GOAL OF THE EXERCISE: Copy the data as given. No line may be skipped.

Records from a data source:
━━━━━━
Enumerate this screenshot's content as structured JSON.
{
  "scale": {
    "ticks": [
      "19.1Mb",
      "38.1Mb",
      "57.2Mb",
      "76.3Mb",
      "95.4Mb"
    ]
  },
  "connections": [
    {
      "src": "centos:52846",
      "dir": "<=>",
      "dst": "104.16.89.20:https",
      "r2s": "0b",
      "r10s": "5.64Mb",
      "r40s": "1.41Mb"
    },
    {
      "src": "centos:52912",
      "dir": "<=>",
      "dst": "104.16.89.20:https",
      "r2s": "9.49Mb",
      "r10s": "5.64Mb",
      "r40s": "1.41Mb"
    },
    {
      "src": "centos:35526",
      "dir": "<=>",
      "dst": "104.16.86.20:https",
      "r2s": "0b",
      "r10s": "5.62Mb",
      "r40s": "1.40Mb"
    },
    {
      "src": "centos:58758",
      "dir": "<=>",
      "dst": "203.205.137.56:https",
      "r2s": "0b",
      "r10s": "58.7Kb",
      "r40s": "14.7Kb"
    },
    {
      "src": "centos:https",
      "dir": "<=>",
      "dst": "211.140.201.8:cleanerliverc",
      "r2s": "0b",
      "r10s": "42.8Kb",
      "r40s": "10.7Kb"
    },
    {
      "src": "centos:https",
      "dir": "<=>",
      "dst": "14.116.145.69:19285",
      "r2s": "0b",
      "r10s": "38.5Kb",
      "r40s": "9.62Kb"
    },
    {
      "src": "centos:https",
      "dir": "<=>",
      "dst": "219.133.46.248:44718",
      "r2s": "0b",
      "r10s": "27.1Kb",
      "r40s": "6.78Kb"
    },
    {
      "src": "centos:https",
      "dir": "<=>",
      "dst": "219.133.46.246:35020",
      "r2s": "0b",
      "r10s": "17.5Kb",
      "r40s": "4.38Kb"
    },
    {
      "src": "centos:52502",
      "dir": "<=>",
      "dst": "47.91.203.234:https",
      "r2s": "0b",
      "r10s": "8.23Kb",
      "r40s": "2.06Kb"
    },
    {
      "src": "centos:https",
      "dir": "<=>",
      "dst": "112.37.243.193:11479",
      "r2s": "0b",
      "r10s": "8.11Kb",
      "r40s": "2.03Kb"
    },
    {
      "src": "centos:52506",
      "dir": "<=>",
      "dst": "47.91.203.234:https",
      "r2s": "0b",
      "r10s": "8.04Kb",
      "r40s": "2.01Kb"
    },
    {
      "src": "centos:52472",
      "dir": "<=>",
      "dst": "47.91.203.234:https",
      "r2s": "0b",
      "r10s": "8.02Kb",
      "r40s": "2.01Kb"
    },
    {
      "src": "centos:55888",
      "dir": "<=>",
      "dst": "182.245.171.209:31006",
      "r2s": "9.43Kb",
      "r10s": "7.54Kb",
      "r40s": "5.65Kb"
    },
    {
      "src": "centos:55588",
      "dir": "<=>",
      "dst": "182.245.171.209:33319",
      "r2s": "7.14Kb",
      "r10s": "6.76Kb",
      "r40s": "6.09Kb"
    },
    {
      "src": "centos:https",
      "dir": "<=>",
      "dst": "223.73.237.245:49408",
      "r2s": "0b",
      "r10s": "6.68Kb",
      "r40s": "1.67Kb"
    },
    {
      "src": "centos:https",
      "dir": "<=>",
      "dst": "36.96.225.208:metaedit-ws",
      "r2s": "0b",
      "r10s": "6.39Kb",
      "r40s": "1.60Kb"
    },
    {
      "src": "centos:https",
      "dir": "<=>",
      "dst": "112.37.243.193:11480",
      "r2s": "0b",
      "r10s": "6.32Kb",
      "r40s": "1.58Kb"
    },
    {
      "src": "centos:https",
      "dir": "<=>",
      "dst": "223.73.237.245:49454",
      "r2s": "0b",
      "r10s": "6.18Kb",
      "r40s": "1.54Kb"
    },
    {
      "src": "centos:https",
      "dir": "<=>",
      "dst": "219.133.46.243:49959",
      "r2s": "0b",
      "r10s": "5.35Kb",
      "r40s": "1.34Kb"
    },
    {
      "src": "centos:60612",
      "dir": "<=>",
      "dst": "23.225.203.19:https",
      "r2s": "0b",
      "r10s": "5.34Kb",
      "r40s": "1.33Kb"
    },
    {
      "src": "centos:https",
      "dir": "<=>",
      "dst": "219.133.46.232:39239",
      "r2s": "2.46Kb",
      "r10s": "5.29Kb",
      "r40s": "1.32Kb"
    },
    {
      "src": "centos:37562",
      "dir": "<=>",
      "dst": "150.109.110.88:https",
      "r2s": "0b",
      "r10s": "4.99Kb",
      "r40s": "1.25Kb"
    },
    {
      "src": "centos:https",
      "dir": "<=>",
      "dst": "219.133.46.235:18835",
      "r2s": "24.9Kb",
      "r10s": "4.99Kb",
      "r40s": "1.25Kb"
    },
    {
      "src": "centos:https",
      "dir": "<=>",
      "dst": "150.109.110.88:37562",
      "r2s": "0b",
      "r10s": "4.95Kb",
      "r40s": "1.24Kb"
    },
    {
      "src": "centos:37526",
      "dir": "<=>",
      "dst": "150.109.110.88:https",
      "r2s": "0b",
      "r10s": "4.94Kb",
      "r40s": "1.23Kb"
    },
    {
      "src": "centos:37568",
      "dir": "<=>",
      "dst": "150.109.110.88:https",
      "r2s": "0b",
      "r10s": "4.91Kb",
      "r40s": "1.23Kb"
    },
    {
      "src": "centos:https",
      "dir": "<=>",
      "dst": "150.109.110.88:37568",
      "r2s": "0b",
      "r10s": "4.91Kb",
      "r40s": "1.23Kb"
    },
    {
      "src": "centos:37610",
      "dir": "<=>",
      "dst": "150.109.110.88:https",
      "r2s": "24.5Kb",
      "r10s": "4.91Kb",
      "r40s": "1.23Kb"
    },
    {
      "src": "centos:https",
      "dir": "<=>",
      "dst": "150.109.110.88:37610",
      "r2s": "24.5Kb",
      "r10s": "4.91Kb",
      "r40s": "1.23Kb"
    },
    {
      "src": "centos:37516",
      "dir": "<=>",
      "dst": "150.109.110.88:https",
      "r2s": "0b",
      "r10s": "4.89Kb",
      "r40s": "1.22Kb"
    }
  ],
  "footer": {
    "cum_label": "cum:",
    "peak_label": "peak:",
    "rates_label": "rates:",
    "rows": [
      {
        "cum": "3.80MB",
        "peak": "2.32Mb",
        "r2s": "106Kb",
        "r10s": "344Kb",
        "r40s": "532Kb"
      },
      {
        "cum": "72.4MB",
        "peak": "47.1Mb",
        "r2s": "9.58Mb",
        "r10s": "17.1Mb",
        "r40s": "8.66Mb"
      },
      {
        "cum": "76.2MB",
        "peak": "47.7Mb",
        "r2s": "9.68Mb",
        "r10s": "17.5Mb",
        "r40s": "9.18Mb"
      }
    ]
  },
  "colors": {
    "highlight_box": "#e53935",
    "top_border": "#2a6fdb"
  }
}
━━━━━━
SOLUTION:
Enumerate this screenshot's content as structured JSON.
{
  "scale": {
    "ticks": [
      "19.1Mb",
      "38.1Mb",
      "57.2Mb",
      "76.3Mb",
      "95.4Mb"
    ]
  },
  "connections": [
    {
      "src": "centos:52846",
      "dir": "<=>",
      "dst": "104.16.89.20:https",
      "r2s": "0b",
      "r10s": "5.64Mb",
      "r40s": "1.41Mb"
    },
    {
      "src": "centos:52912",
      "dir": "<=>",
      "dst": "104.16.89.20:https",
      "r2s": "9.49Mb",
      "r10s": "5.64Mb",
      "r40s": "1.41Mb"
    },
    {
      "src": "centos:35526",
      "dir": "<=>",
      "dst": "104.16.86.20:https",
      "r2s": "0b",
      "r10s": "5.62Mb",
      "r40s": "1.40Mb"
    },
    {
      "src": "centos:58758",
      "dir": "<=>",
      "dst": "203.205.137.56:https",
      "r2s": "0b",
      "r10s": "58.7Kb",
      "r40s": "14.7Kb"
    },
    {
      "src": "centos:https",
      "dir": "<=>",
      "dst": "211.140.201.8:cleanerliverc",
      "r2s": "0b",
      "r10s": "42.8Kb",
      "r40s": "10.7Kb"
    },
    {
      "src": "centos:https",
      "dir": "<=>",
      "dst": "14.116.145.69:19285",
      "r2s": "0b",
      "r10s": "38.5Kb",
      "r40s": "9.62Kb"
    },
    {
      "src": "centos:https",
      "dir": "<=>",
      "dst": "219.133.46.248:44718",
      "r2s": "0b",
      "r10s": "27.1Kb",
      "r40s": "6.78Kb"
    },
    {
      "src": "centos:https",
      "dir": "<=>",
      "dst": "219.133.46.246:35020",
      "r2s": "0b",
      "r10s": "17.5Kb",
      "r40s": "4.38Kb"
    },
    {
      "src": "centos:52502",
      "dir": "<=>",
      "dst": "47.91.203.234:https",
      "r2s": "0b",
      "r10s": "8.23Kb",
      "r40s": "2.06Kb"
    },
    {
      "src": "centos:https",
      "dir": "<=>",
      "dst": "112.37.243.193:11479",
      "r2s": "0b",
      "r10s": "8.11Kb",
      "r40s": "2.03Kb"
    },
    {
      "src": "centos:52506",
      "dir": "<=>",
      "dst": "47.91.203.234:https",
      "r2s": "0b",
      "r10s": "8.04Kb",
      "r40s": "2.01Kb"
    },
    {
      "src": "centos:52472",
      "dir": "<=>",
      "dst": "47.91.203.234:https",
      "r2s": "0b",
      "r10s": "8.02Kb",
      "r40s": "2.01Kb"
    },
    {
      "src": "centos:55888",
      "dir": "<=>",
      "dst": "182.245.171.209:31006",
      "r2s": "9.43Kb",
      "r10s": "7.54Kb",
      "r40s": "5.65Kb"
    },
    {
      "src": "centos:55588",
      "dir": "<=>",
      "dst": "182.245.171.209:33319",
      "r2s": "7.14Kb",
      "r10s": "6.76Kb",
      "r40s": "6.09Kb"
    },
    {
      "src": "centos:https",
      "dir": "<=>",
      "dst": "223.73.237.245:49408",
      "r2s": "0b",
      "r10s": "6.68Kb",
      "r40s": "1.67Kb"
    },
    {
      "src": "centos:https",
      "dir": "<=>",
      "dst": "36.96.225.208:metaedit-ws",
      "r2s": "0b",
      "r10s": "6.39Kb",
      "r40s": "1.60Kb"
    },
    {
      "src": "centos:https",
      "dir": "<=>",
      "dst": "112.37.243.193:11480",
      "r2s": "0b",
      "r10s": "6.32Kb",
      "r40s": "1.58Kb"
    },
    {
      "src": "centos:https",
      "dir": "<=>",
      "dst": "223.73.237.245:49454",
      "r2s": "0b",
      "r10s": "6.18Kb",
      "r40s": "1.54Kb"
    },
    {
      "src": "centos:https",
      "dir": "<=>",
      "dst": "219.133.46.243:49959",
      "r2s": "0b",
      "r10s": "5.35Kb",
      "r40s": "1.34Kb"
    },
    {
      "src": "centos:60612",
      "dir": "<=>",
      "dst": "23.225.203.19:https",
      "r2s": "0b",
      "r10s": "5.34Kb",
      "r40s": "1.33Kb"
    },
    {
      "src": "centos:https",
      "dir": "<=>",
      "dst": "219.133.46.232:39239",
      "r2s": "2.46Kb",
      "r10s": "5.29Kb",
      "r40s": "1.32Kb"
    },
    {
      "src": "centos:37562",
      "dir": "<=>",
      "dst": "150.109.110.88:https",
      "r2s": "0b",
      "r10s": "4.99Kb",
      "r40s": "1.25Kb"
    },
    {
      "src": "centos:https",
      "dir": "<=>",
      "dst": "219.133.46.235:18835",
      "r2s": "24.9Kb",
      "r10s": "4.99Kb",
      "r40s": "1.25Kb"
    },
    {
      "src": "centos:https",
      "dir": "<=>",
      "dst": "150.109.110.88:37562",
      "r2s": "0b",
      "r10s": "4.95Kb",
      "r40s": "1.24Kb"
    },
    {
      "src": "centos:37526",
      "dir": "<=>",
      "dst": "150.109.110.88:https",
      "r2s": "0b",
      "r10s": "4.94Kb",
      "r40s": "1.23Kb"
    },
    {
      "src": "centos:37568",
      "dir": "<=>",
      "dst": "150.109.110.88:https",
      "r2s": "0b",
      "r10s": "4.91Kb",
      "r40s": "1.23Kb"
    },
    {
      "src": "centos:https",
      "dir": "<=>",
      "dst": "150.109.110.88:37568",
      "r2s": "0b",
      "r10s": "4.91Kb",
      "r40s": "1.23Kb"
    },
    {
      "src": "centos:37610",
      "dir": "<=>",
      "dst": "150.109.110.88:https",
      "r2s": "24.5Kb",
      "r10s": "4.91Kb",
      "r40s": "1.23Kb"
    },
    {
      "src": "centos:https",
      "dir": "<=>",
      "dst": "150.109.110.88:37610",
      "r2s": "24.5Kb",
      "r10s": "4.91Kb",
      "r40s": "1.23Kb"
    },
    {
      "src": "centos:37516",
      "dir": "<=>",
      "dst": "150.109.110.88:https",
      "r2s": "0b",
      "r10s": "4.89Kb",
      "r40s": "1.22Kb"
    }
  ],
  "footer": {
    "cum_label": "cum:",
    "peak_label": "peak:",
    "rates_label": "rates:",
    "rows": [
      {
        "cum": "3.80MB",
        "peak": "2.32Mb",
        "r2s": "106Kb",
        "r10s": "344Kb",
        "r40s": "532Kb"
      },
      {
        "cum": "72.4MB",
        "peak": "47.1Mb",
        "r2s": "9.58Mb",
        "r10s": "17.1Mb",
        "r40s": "8.66Mb"
      },
      {
        "cum": "76.2MB",
        "peak": "47.7Mb",
        "r2s": "9.68Mb",
        "r10s": "17.5Mb",
        "r40s": "9.18Mb"
      }
    ]
  },
  "colors": {
    "highlight_box": "#e53935",
    "top_border": "#2a6fdb"
  }
}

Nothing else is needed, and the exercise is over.